# PROBLEM STATEMENT:
Pick every line from the data that holds the word "point".

───── GIVEN INFORMATION ─────

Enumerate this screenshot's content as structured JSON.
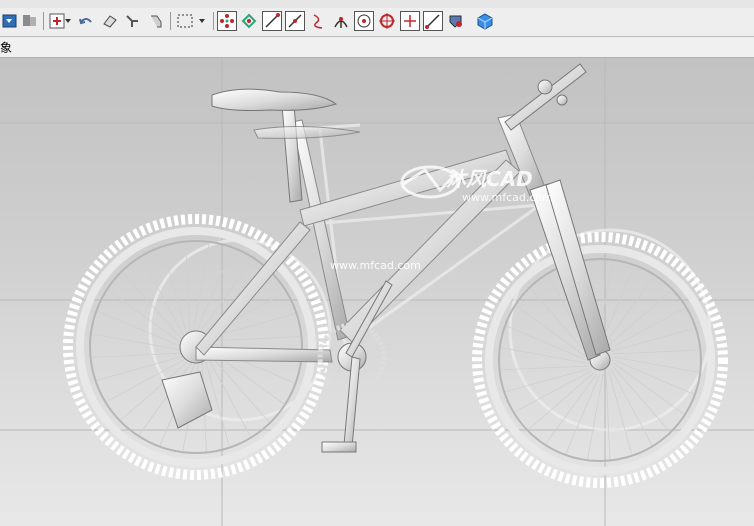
{
  "toolbar": {
    "icons": [
      "view-dropdown-icon",
      "layer-icon",
      "snap-point-icon",
      "undo-icon",
      "rotate-view-icon",
      "pan-view-icon",
      "hand-icon",
      "select-box-icon",
      "dropdown-arrow-icon",
      "point-set-icon",
      "snap-point-alt-icon",
      "line-icon",
      "line-angle-icon",
      "curve-icon",
      "intersection-icon",
      "center-point-icon",
      "circle-quadrant-icon",
      "cross-point-icon",
      "line-end-icon",
      "settings-icon",
      "cube-icon"
    ]
  },
  "label_bar": {
    "text": "象"
  },
  "viewport": {
    "watermark_brand": "沐风CAD",
    "watermark_url": "www.mfcad.com",
    "watermark_url_center": "www.mfcad.com"
  },
  "colors": {
    "viewport_top": "#c2c2c2",
    "viewport_bottom": "#e8e8e8",
    "accent_red": "#c0272d",
    "cube_blue": "#3a8ee6"
  }
}
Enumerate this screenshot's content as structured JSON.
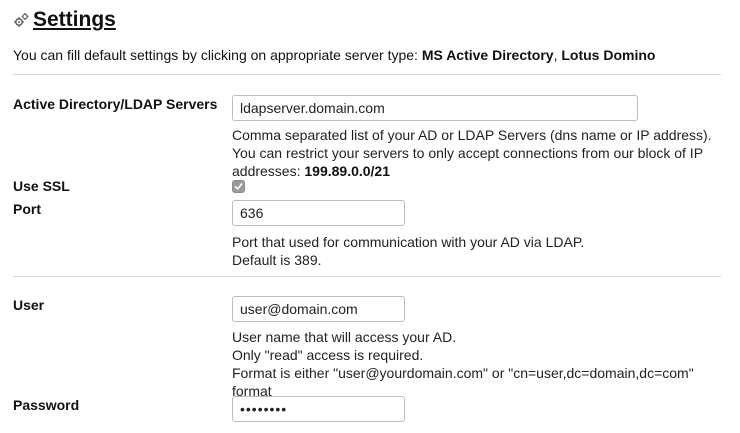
{
  "header": {
    "title": "Settings",
    "icon": "gears-icon"
  },
  "intro": {
    "text": "You can fill default settings by clicking on appropriate server type:",
    "options": [
      "MS Active Directory",
      "Lotus Domino"
    ],
    "separator": ","
  },
  "fields": {
    "servers": {
      "label": "Active Directory/LDAP Servers",
      "value": "ldapserver.domain.com",
      "help_line1": "Comma separated list of your AD or LDAP Servers (dns name or IP address).",
      "help_line2": "You can restrict your servers to only accept connections from our block of IP",
      "help_line3_prefix": "addresses:",
      "help_ip_block": "199.89.0.0/21"
    },
    "ssl": {
      "label": "Use SSL",
      "checked": true
    },
    "port": {
      "label": "Port",
      "value": "636",
      "help_line1": "Port that used for communication with your AD via LDAP.",
      "help_line2": "Default is 389."
    },
    "user": {
      "label": "User",
      "value": "user@domain.com",
      "help_line1": "User name that will access your AD.",
      "help_line2": "Only \"read\" access is required.",
      "help_line3": "Format is either \"user@yourdomain.com\" or \"cn=user,dc=domain,dc=com\"",
      "help_line4": "format"
    },
    "password": {
      "label": "Password",
      "value": "••••••••"
    }
  }
}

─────

# TASK ANSWER:
      "snap-point-icon",
      "point-set-icon",
      "snap-point-alt-icon",
      "center-point-icon",
      "cross-point-icon",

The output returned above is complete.